conditions. This is also true of the opening space battle in Star Wars: The Last Jedi (Ultra HD Blu-ray). So don’t be tempted by the Dark Side.
The set’s Netflix Calibrated mode, which was given a big push when the TV was launched [see HCC #290], is another curiosity. It looks much like any other standard Cinema preset, and defeats Dolby Vision when selected.
I struggled to find a reason to engage it.
Traditionally, Sony 4K screens offer excellent HD upscaling, and that’s no different here. The set does a sterling job with regular hi-def sources, adding an almost HDR-like boost to the perennially dark sci-fi of The 100 without over-lightening the rest of the frame. This image massaging is done so carefully, the treatment never looks overblown. And to really see the screen shine, watch SDR content with Peak Luminance set to High.
Motion handling, courtesy of MotionFlow XR, is also excellent. Artefacts are rarely an issue.
The set transpires to be a good display for gamers, not an area the brand has previously excelled in. There’s still input lag on the everyday picture presets, but select Game mode and it drops to a respectable 27ms. Joypad junkies will find its performance doesn’t compromise their trigger finger.
When it comes to sonics, this Sony nails it. The retooled ’+’ version of Acoustic Surface Audio technology works really well. Now with three stereo panel actuators, there’s coherent panning around the screen, and the dual woofers on the rear provide just the right amount of oomph.
The ability to effectively transform the Acoustic Surface Audio+ system into a centre speaker is also an intriguing option for smaller home cinemas. After all, not every viewing room can easily accommodate a traditional centre channel enclosure. In such circumstances the classic solution would be to run your home theatre system with a phantom centre, but employing the TV is a neat alternative.
The Tomb Raider reboot (Blu-ray) features a frenetic Atmos soundtrack, with plenty of movement and detail across the front soundstage, particularly when Alicia Vikander’s boat is battered on the high seas. The AF9, used as a centre speaker, keeps up with my left/right towers. Dialogue is clear and locked to centre, and the watery bedlam of the scene helps disguise timbre differences.
When all the individual amplifier models driving the actuators are summed together, output is quoted at around 100W. Drive it too hard and the actuators shut down to prevent distortion.
Let’s face it, the AF9 isn’t chump change. But it delivers on so many levels, from sound and vision to cosmetic design, that it’s easy to recommend to enthusiasts.
A competitor is the Panasonic FZ952, which has comparable picture quality, arguably eclipsing the Sony in terms of colour accuracy and nuance, and impressive audio in the shape of its Dynamic Blade speaker. But that OLED doesn’t have the Sony’s effortless style and Dolby Vision/ Atmos support. If those things are important to you, then it’s probably a good time to splash the cash
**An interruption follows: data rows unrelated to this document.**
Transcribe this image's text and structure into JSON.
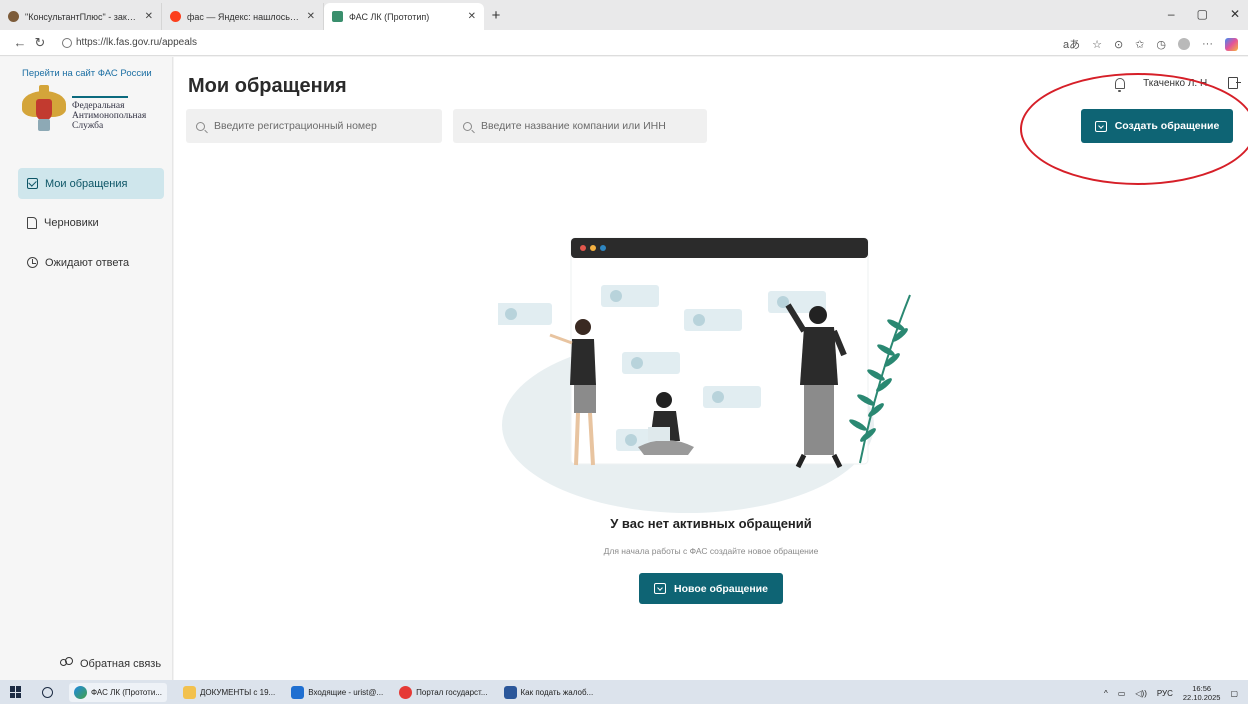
{
  "browser": {
    "tabs": [
      {
        "title": "\"КонсультантПлюс\" - законодат",
        "active": false
      },
      {
        "title": "фас — Яндекс: нашлось 12 млн",
        "active": false
      },
      {
        "title": "ФАС ЛК (Прототип)",
        "active": true
      }
    ],
    "new_tab": "+",
    "url": "https://lk.fas.gov.ru/appeals",
    "window_controls": [
      "–",
      "▢",
      "✕"
    ]
  },
  "sidebar": {
    "site_link": "Перейти на сайт ФАС России",
    "logo_lines": [
      "Федеральная",
      "Антимонопольная",
      "Служба"
    ],
    "items": [
      {
        "label": "Мои обращения",
        "icon": "mail-icon",
        "active": true
      },
      {
        "label": "Черновики",
        "icon": "document-icon",
        "active": false
      },
      {
        "label": "Ожидают ответа",
        "icon": "clock-icon",
        "active": false
      }
    ],
    "feedback": "Обратная связь"
  },
  "main": {
    "title": "Мои обращения",
    "search_reg_placeholder": "Введите регистрационный номер",
    "search_company_placeholder": "Введите название компании или ИНН",
    "user_name": "Ткаченко Л. Н.",
    "create_button": "Создать обращение",
    "empty_title": "У вас нет активных обращений",
    "empty_subtitle": "Для начала работы с ФАС создайте новое обращение",
    "new_button": "Новое обращение",
    "accent_color": "#0e6474",
    "annotation_color": "#d61f28"
  },
  "taskbar": {
    "items": [
      {
        "label": "ФАС ЛК (Прототи...",
        "active": true
      },
      {
        "label": "ДОКУМЕНТЫ с 19...",
        "active": false
      },
      {
        "label": "Входящие - urist@...",
        "active": false
      },
      {
        "label": "Портал государст...",
        "active": false
      },
      {
        "label": "Как подать жалоб...",
        "active": false
      }
    ],
    "language": "РУС",
    "time": "16:56",
    "date": "22.10.2025"
  }
}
Sony's Master Series OLED hero is a tour de force in UHD TV design, boasting awesome images, outstanding sound and a great new Android smart platform.
Best SONY KD-55AF9 prices ?
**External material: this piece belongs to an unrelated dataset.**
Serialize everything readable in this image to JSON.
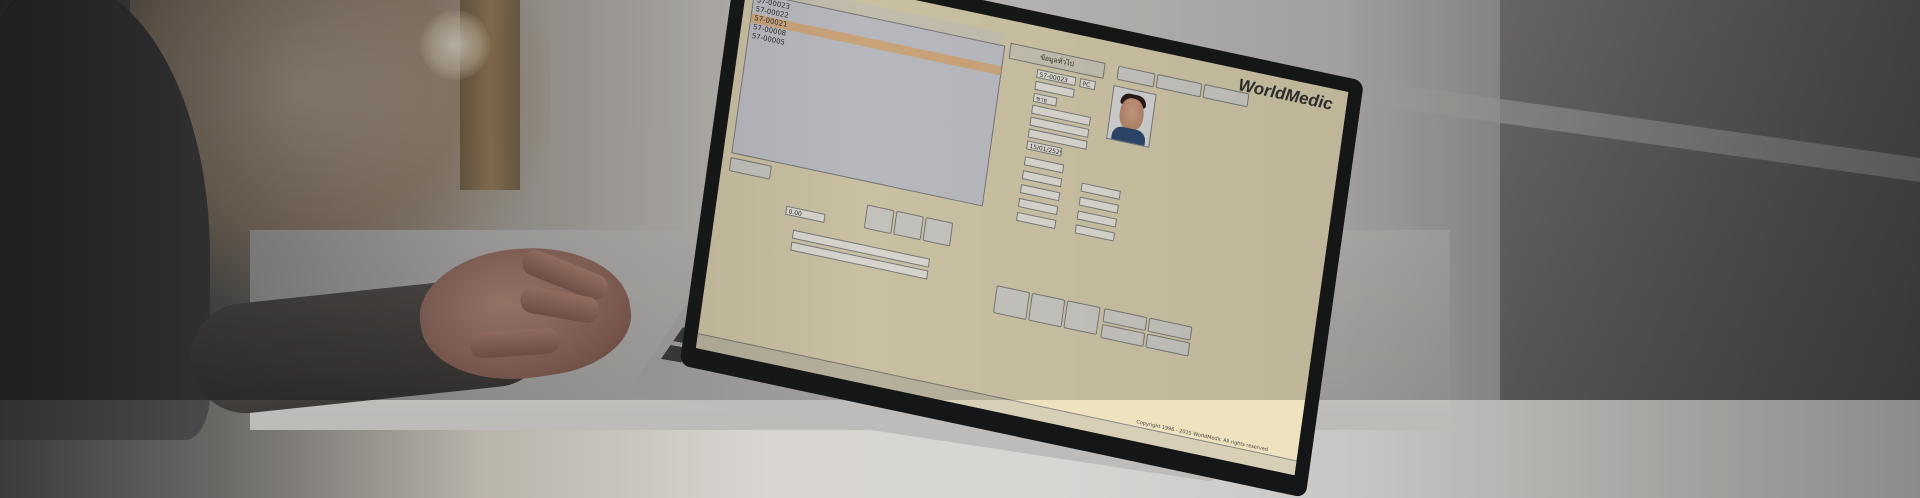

3D: No 4K: Yes. 3,840 x 2,160 HDR: Yes. HDR10; HLG; Dolby Vision
TUNER: Yes. Freeview HD; satellite HD CONNECTIONS: 4 x HDMI inputs; composite
AV; Ethernet; optical digital audio output; 3 x USB ports SOUND (CLAIMED):
6 x 13W, plus 2 x 10W BRIGHTNESS (CLAIMED): N/A CONTRAST RATIO (CLAIMED):
N/A DIMENSIONS (OFF STAND): 1,228(w) x 711(h) x 86(d)mm WEIGHT (WITH STAND): 30kg
FEATURES: Built-in Wi-Fi; Bluetooth; Chromecast Built-in; Miracast; USB/network multimedia playback; eARC; Acoustic Surface Audio+; X1 Ultimate image processor; MotionFlow XR; Triluminos display; Netflix Calibrated mode
NETFLIX: With Dolby Vision and Dolby Atmos support (include e-ARC for the latter), the AF9 is a fine partner for Netflix’s high-budget streaming shows. A UHD plan is £ per month, and a 25Mbps internet connection is recommended.
3. The stand causes the TV to lean back, so install it on low-level furniture if possible